  • Athletic footwear

Star logo

The star logo was first used in 1916 and has since been adapted to form a core part of Converse’s branding and marketing. The basic logo, consisting only of a 5-point star, was registered in 1962 to be used in:

  • Canvas-topped, rubber-soled shoes

Related: Trademarking a logo

Converse hightop design

This product design trademark consists of a trade dress design of the classic Chuck Taylor All-Star basketball shoe. The trademark includes the ankle patch on the inside ankle, the double rand stripes, the brushed metal grommets, and lacing mechanisms. The hightop design was first seen in 1946 and is registered (since 2011) for use in:

  • Athletic footwear

Jack Purcell signature

Jack Purcell was a famous sportsman and athlete who later designed a Converse shoe that remains popular today. Several popular designs bear his signature. First used in 1935, it was subject to trademark registration in 2008 in:

  • Other clothing includes footwear, wind-resistant suits, jackets, short and long sleeve tops, T-shirts, gym shorts, and sweaters
  • Rubber-soled canvas shoes for men, women, and children

Converse logo

The oldest Converse logo registered consists of the word “Converse” in a rectangular design, to the right of a five-pointed star. The logo was registered in 1970 following its first use in 1967, and it’s registered for use in:

  • Golf shoes, track shoes, wrestling shoes, and baseball shoes
  • Hockey pucks, air floats, and air mattresses
  • Hunting boots, fishing boots, rubber shoes, tennis shoes, boat shoes, basketball shoes, and other shoes

One Star

One of the newest trademark applications submitted is for the “One Star” brand and logo. The trademark application was submitted in 2018 and, if approved, will apply to:
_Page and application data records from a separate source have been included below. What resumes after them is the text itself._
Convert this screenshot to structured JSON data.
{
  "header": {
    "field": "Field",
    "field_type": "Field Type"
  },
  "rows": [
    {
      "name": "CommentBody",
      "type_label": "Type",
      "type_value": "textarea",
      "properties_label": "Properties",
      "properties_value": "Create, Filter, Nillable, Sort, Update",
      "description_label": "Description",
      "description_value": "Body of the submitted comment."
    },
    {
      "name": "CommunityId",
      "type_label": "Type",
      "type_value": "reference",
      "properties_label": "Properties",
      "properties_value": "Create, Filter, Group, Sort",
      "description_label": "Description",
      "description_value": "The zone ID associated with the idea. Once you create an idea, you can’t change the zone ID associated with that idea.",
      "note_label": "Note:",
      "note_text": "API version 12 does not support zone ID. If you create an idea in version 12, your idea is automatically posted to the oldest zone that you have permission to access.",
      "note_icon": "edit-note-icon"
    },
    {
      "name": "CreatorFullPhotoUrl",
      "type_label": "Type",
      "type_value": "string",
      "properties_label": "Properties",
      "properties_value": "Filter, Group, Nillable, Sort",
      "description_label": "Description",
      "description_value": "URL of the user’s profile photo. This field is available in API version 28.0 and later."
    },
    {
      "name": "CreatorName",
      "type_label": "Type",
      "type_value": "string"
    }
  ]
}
  • Clothing, namely, T-shirts, shorts, pants, tank tops, sweat suits, jackets, sweaters, jeans, fleece tops and bottoms, wind-resistant suits and jackets, exercise suits, exercise pants and tops, woven shirts, sweat pants, sweatshirts, socks, shorts, skirts, short and long sleeved T-shirts; and headgear, namely, sport caps and knit caps
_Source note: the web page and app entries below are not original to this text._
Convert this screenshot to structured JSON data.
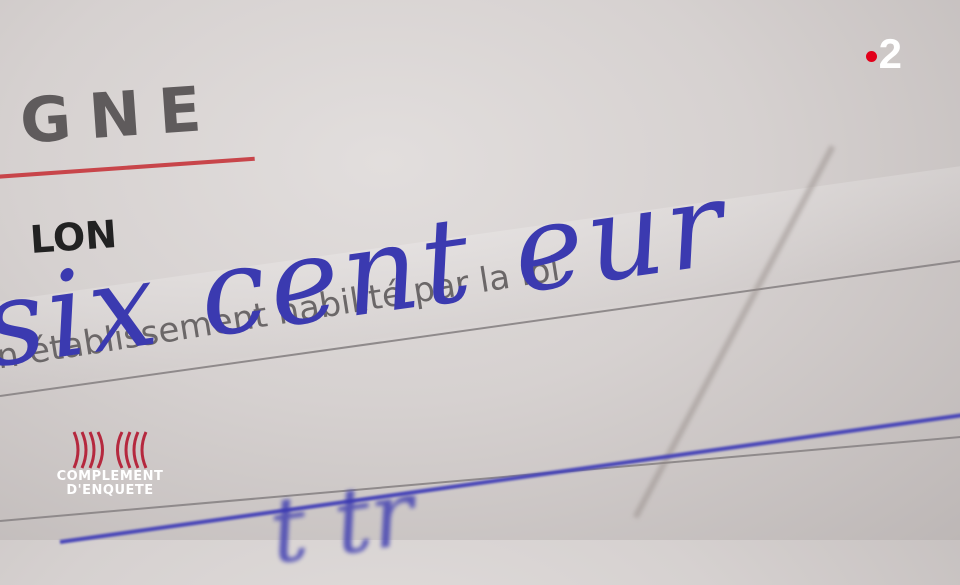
{
  "document": {
    "header_word": "GNE",
    "label": "LON",
    "printed_line": "n établissement habilité par la loi",
    "handwriting_line1": "six cent eur",
    "handwriting_line2": "t  tr"
  },
  "overlay": {
    "channel_logo": "2",
    "show_logo_line1": "COMPLEMENT",
    "show_logo_line2": "D'ENQUETE"
  },
  "colors": {
    "ink": "#3b3ab0",
    "channel_red": "#e2001a",
    "logo_red": "#b5283e"
  }
}
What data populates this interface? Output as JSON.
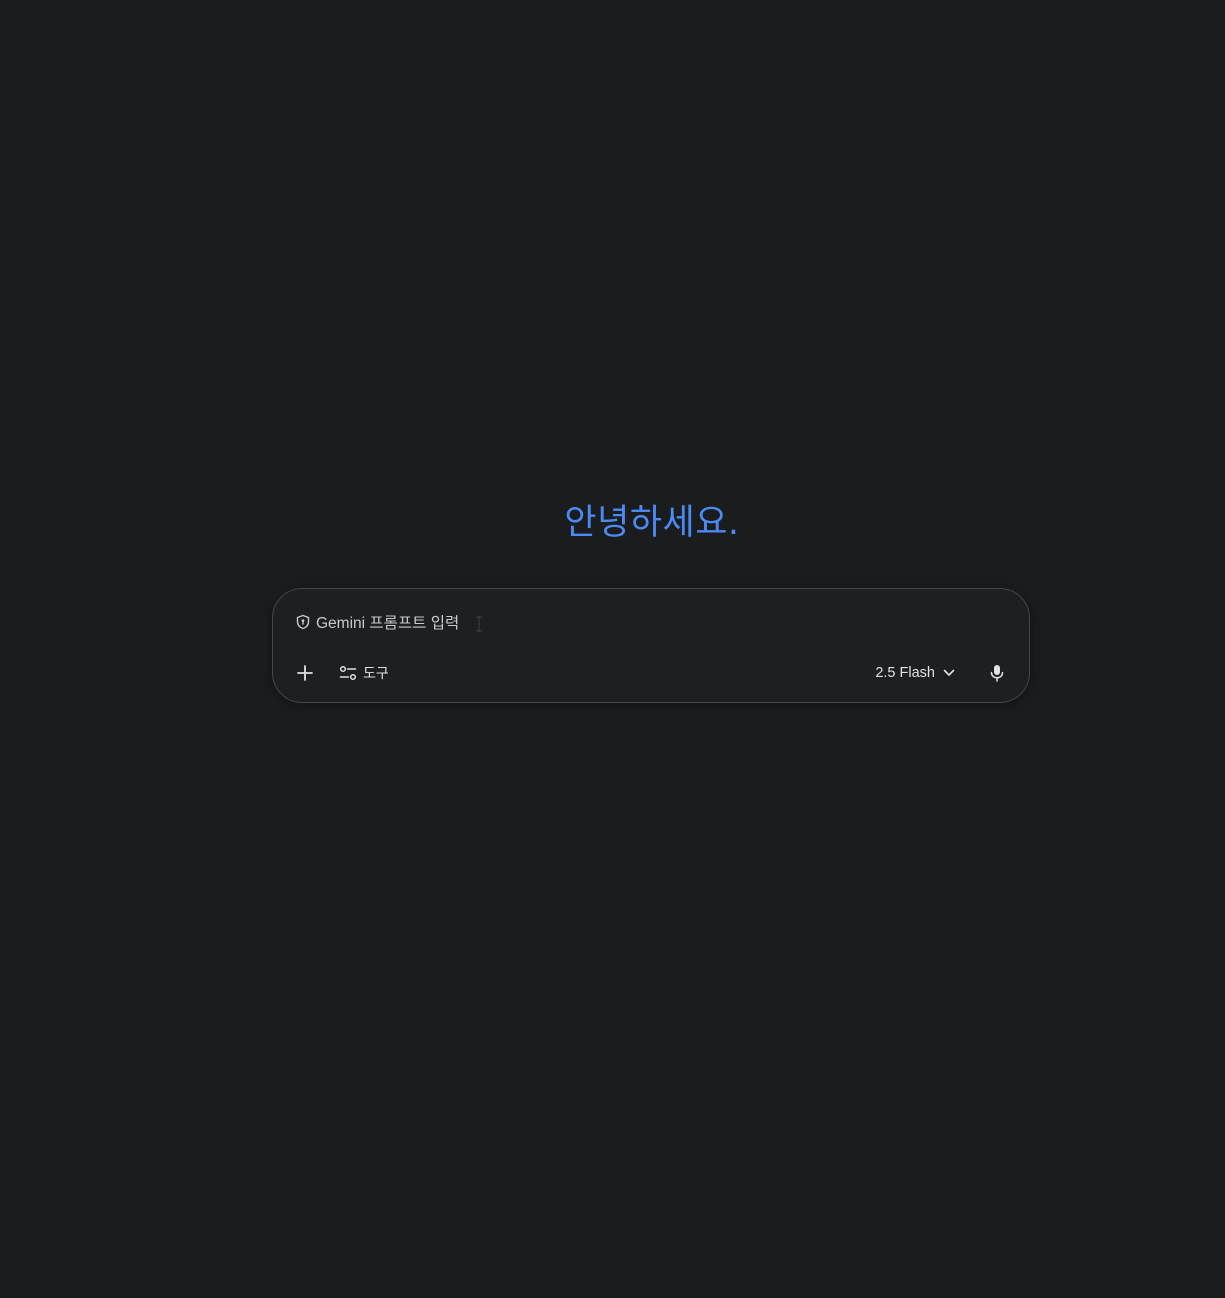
{
  "main": {
    "greeting": "안녕하세요."
  },
  "prompt": {
    "placeholder": "Gemini 프롬프트 입력"
  },
  "toolbar": {
    "add_icon": "plus-icon",
    "tools_icon": "sliders-icon",
    "tools_label": "도구",
    "model_label": "2.5 Flash",
    "model_dropdown_icon": "chevron-down-icon",
    "mic_icon": "microphone-icon"
  },
  "colors": {
    "background": "#1b1c1d",
    "greeting": "#4a8af4",
    "card_border": "#444746",
    "text": "#dfe1e5"
  }
}
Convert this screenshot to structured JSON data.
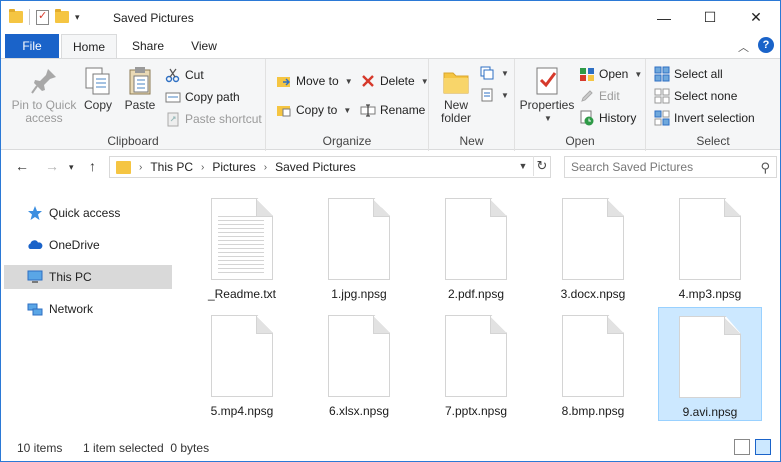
{
  "window": {
    "title": "Saved Pictures",
    "controls": {
      "minimize": "—",
      "maximize": "☐",
      "close": "✕"
    }
  },
  "ribbon_tabs": {
    "file": "File",
    "tabs": [
      "Home",
      "Share",
      "View"
    ],
    "active": "Home"
  },
  "ribbon": {
    "clipboard": {
      "label": "Clipboard",
      "pin": "Pin to Quick access",
      "copy": "Copy",
      "paste": "Paste",
      "cut": "Cut",
      "copy_path": "Copy path",
      "paste_shortcut": "Paste shortcut"
    },
    "organize": {
      "label": "Organize",
      "move_to": "Move to",
      "copy_to": "Copy to",
      "delete": "Delete",
      "rename": "Rename"
    },
    "new": {
      "label": "New",
      "new_folder": "New folder"
    },
    "open": {
      "label": "Open",
      "properties": "Properties",
      "open": "Open",
      "edit": "Edit",
      "history": "History"
    },
    "select": {
      "label": "Select",
      "select_all": "Select all",
      "select_none": "Select none",
      "invert": "Invert selection"
    }
  },
  "address": {
    "crumbs": [
      "This PC",
      "Pictures",
      "Saved Pictures"
    ],
    "search_placeholder": "Search Saved Pictures"
  },
  "nav_pane": {
    "items": [
      "Quick access",
      "OneDrive",
      "This PC",
      "Network"
    ],
    "selected": "This PC"
  },
  "files": [
    {
      "name": "_Readme.txt",
      "type": "text"
    },
    {
      "name": "1.jpg.npsg",
      "type": "blank"
    },
    {
      "name": "2.pdf.npsg",
      "type": "blank"
    },
    {
      "name": "3.docx.npsg",
      "type": "blank"
    },
    {
      "name": "4.mp3.npsg",
      "type": "blank"
    },
    {
      "name": "5.mp4.npsg",
      "type": "blank"
    },
    {
      "name": "6.xlsx.npsg",
      "type": "blank"
    },
    {
      "name": "7.pptx.npsg",
      "type": "blank"
    },
    {
      "name": "8.bmp.npsg",
      "type": "blank"
    },
    {
      "name": "9.avi.npsg",
      "type": "blank",
      "selected": true
    }
  ],
  "status": {
    "count": "10 items",
    "selection": "1 item selected  0 bytes"
  },
  "colors": {
    "accent": "#1a63c9",
    "selection": "#cce8ff",
    "nav_selected": "#d9d9d9"
  }
}
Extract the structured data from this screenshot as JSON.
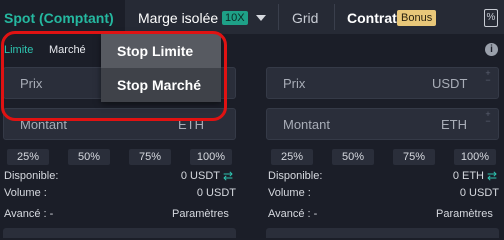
{
  "tabs": {
    "spot": "Spot (Comptant)",
    "marge": "Marge isolée",
    "leverage": "10X",
    "grid": "Grid",
    "contrat": "Contrat",
    "bonus": "Bonus"
  },
  "order_types": {
    "limit": "Limite",
    "market": "Marché"
  },
  "dropdown": {
    "items": [
      "Stop Limite",
      "Stop Marché"
    ],
    "selected": "Stop Limite"
  },
  "buy": {
    "price_label": "Prix",
    "amount_label": "Montant",
    "amount_unit": "ETH",
    "percents": [
      "25%",
      "50%",
      "75%",
      "100%"
    ],
    "available_label": "Disponible:",
    "available_value": "0 USDT",
    "volume_label": "Volume :",
    "volume_value": "0 USDT",
    "advanced_label": "Avancé : -",
    "params_label": "Paramètres"
  },
  "sell": {
    "price_label": "Prix",
    "price_unit": "USDT",
    "amount_label": "Montant",
    "amount_unit": "ETH",
    "percents": [
      "25%",
      "50%",
      "75%",
      "100%"
    ],
    "available_label": "Disponible:",
    "available_value": "0 ETH",
    "volume_label": "Volume :",
    "volume_value": "0 USDT",
    "advanced_label": "Avancé : -",
    "params_label": "Paramètres"
  },
  "icons": {
    "swap": "⇄",
    "info": "i",
    "percent": "%"
  },
  "colors": {
    "accent": "#2ec4b0",
    "highlight": "#e01212",
    "bonus": "#e8c779"
  }
}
Rubber Tracks

Rubber Tracks is the name of Converse’s recording studio. Following its first use in 2011, the trademark registration was completed in 2018 for:

  • Recording studios and recording studio services

Chuck 70

The Chuck 70’s are “the ultimate vintage throwback,” bringing back the original Chuck Taylor design. Following its release in 2013, it was trademarked in 2018 for use in:

  • Athletic footwear


Converse trademarked the wordmark “Cons” in 1988 for use in:

  • Athletic footwear

Converse All-Star logo

The Converse All-Star logo consists of the earlier mentioned Converse logo (a five-pointed star within a rectangular design) above the word “All-Star.” Following its first use in 1977; the trademark was registered in 1980 for:

  • Athletic footwear

Wrapping up

Converse sneakers are one of the most emulated in the world, with knockoffs remaining a prevalent issue. Thanks to a vast intellectual property portfolio, Converse’s rights are well established. Converse owns more than 40 trademarks. In addition, Converse has been involved in several high-profile trademark infringement cases, most notably with Nike (due to Skechers).

Converse was also involved in a high-profile court case against the ITC (International Trade Commission). Converse is one of the largest brands, boasting billions of dollars in annual revenue. Such a unique and lucrative brand must be placed under trademark protection. Converses’ trademarks are related to footwear, clothing, and sports bags.

Xavier Morales, Esq.

About the Author:

Xavier Morales, Esq.

Mr. Morales founded this trademark law practice in January 2007 with the goal of providing intellectual property expertise to entrepreneurs and businesses around the country. Since then, he has filed more than 6,000 trademarks with the USPTO. You can learn more about Xavier here.

Protect Your Mark

Get the national trademark protection you need for your business name, logo, or slogan.

Or call us today


You'll Speak directly with our founding attorney


Law Office of Xavier Morales
P.O. BOX 3256
Austin, TX 78764

office: 1-866-618-2517
fax: 1-866-639-4889